The story starts out in what appears to be an idyllic setting: a tree-lined street in 1950's America, filled with happy families and friendly neighbours. But things are not always as they seem...
Later on, brooding over the continuing blackout, Charlie remarks to his wife that it's like a return to the dark ages. This is truer than he knows although not for the reason he thinks. The real darkness is caused by the descent of the street's denizens into attitudes and actions based on fear and superstition, letting these things outweigh their rationality and sense of community. This results in the transformation of neighbours and friends into possible- maybe even probable-suspects.
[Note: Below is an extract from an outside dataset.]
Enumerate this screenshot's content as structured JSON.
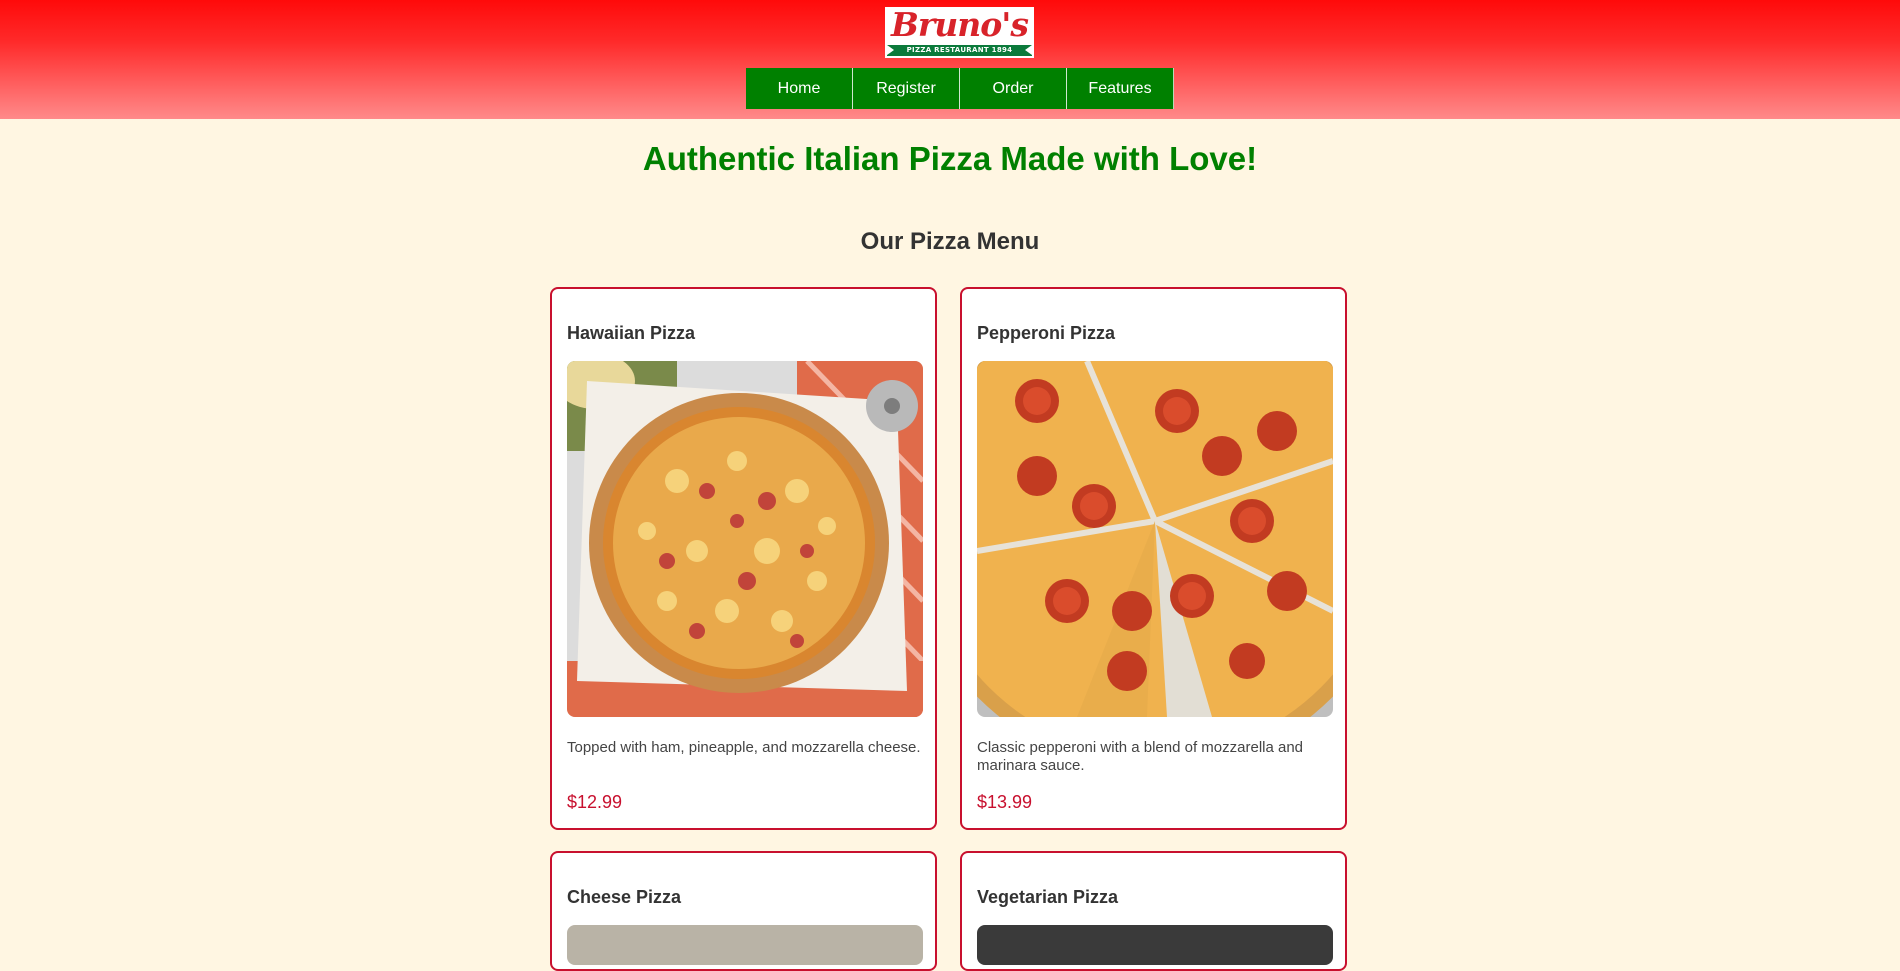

The Maple St. residents start to regard each other distrustfully, putting the worst possible spin on the motives of The Other; they grant no benefit of the doubt, and reject the need for evidence or proof. They might as well be demanding trial by ordeal for suspected witches.
The Monsters Are Due On Maple Street takes a rather dim view of human nature and, while I don't believe by any means that this is the only possible human response to an inexplicable, fear-inducing situation, it's certainly a very possible one. As anyone who is on Twitter could attest to, there are any number of people who in the face of a crisis are- like Charlie- ready to shout, "Look, look I swear to you...it isn't me...but I do know who it is...I swear to you, I do know who it is. I know who the monster is here. I know who it is that doesn't belong. I swear to you I know." This has never and will never end well.